Before I began my trip, I was most worried about the people. I read a lot about how a lot of drug addicts and ex-convicts use Greyhound, and was nervous to travel alone around these types of people. When I was waiting in Joplin, I did end up meeting an ex-convict who was arrested for drug possession along with two other former drug addicts and a truck driver. The truck driver was a young respectable looking man and had he not been there, I may have been really uncomfortable. I was already uneasy being the only female in the station with these four men even though two of them mentioned that finding faith in Jesus Christ helped them overcome addiction. It was actually really cool to hear the witness of these two men though. Eventually another lady showed up which helped me relax. I witnessed extreme generosity from this woman. One of the men didn’t have much, so she gave him here hoodie to keep. I also met a couple of people while boarding my bus from Kansas City to Omaha. One was a man from Texas who was on his way to visit his son in Omaha. The other was a guy about my age moving to Omaha from Atlanta for a fresh start. He was really nice, and even offered to share his snacks that his mama packed for him. My point here is that no matter the background of people, they’re just there to travel too.

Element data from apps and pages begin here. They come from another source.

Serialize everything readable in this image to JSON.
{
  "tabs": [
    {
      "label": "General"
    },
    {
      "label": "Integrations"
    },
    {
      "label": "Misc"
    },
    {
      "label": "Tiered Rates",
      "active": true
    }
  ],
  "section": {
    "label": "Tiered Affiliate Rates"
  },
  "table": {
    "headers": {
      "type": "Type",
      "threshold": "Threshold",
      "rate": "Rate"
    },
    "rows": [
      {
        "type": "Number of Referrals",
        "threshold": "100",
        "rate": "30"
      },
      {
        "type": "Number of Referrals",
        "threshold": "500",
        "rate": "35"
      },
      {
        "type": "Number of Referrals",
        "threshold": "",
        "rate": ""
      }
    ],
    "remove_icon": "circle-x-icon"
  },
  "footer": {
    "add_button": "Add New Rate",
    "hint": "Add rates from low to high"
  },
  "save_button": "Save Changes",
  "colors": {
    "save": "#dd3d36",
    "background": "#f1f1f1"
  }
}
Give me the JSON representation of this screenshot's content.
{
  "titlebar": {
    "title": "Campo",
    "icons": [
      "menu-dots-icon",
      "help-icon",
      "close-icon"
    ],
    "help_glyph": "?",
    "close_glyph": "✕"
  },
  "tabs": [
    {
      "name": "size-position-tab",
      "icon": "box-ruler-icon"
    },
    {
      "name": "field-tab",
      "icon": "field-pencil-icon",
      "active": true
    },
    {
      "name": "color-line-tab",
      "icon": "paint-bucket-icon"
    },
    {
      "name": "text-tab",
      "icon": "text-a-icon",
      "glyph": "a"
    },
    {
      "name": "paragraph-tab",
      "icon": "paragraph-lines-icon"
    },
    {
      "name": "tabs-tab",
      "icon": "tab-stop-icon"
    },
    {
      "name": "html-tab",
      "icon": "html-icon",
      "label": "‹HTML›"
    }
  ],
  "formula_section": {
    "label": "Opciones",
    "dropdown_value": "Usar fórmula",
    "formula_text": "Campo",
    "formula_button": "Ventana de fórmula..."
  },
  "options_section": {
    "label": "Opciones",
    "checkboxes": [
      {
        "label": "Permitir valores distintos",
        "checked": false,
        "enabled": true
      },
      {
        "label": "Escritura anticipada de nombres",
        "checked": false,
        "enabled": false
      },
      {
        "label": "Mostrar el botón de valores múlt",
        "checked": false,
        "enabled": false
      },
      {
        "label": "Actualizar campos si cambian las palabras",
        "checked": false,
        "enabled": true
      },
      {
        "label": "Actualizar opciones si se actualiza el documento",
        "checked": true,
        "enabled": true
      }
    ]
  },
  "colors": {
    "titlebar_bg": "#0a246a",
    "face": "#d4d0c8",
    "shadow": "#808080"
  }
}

Was my experience taking the bus bad? No. Am I glad I experienced bus travel? Of course! Would I choose to travel by Greyhound alone again? Probably not. With another person? Possibly. Do I recommend it? If you can’t afford a plane and the train doesn’t go where you need to go, it is a viable form of transportation as long as you’re cautious of your surroundings and open to meeting interesting people! If its more than a day’s trip, it might be worth making a vacation of it. Take a day or two in the cities where you’ll switch buses the explore if you can swing it. It could end up being like a road trip where you don’t have to drive if you take someone with you!

Black Bean Salsa


Since I’ve shared main dishes and desserts, I decided to change it up a little this Scrumptious Saturday and bring you something delicious to eat as a snack or take to a party! Credit for the recipe goes to my fabulous cousin, Katie. This one is simple, just chop some veggies and mix it all together! Then dip with your favourite chips! My personal favourites are the thin & crispy cantina chips from Tostitoes, but any tortilla chip will do.

1 can black beans (drained)
1 can corn (drained)
1 onion (red)
2 large tomatoes
1 avocado
4 tablespoons olive oil
1 tablespoon red wine vinegar
Cumin, garlic powder, salt, pepper to taste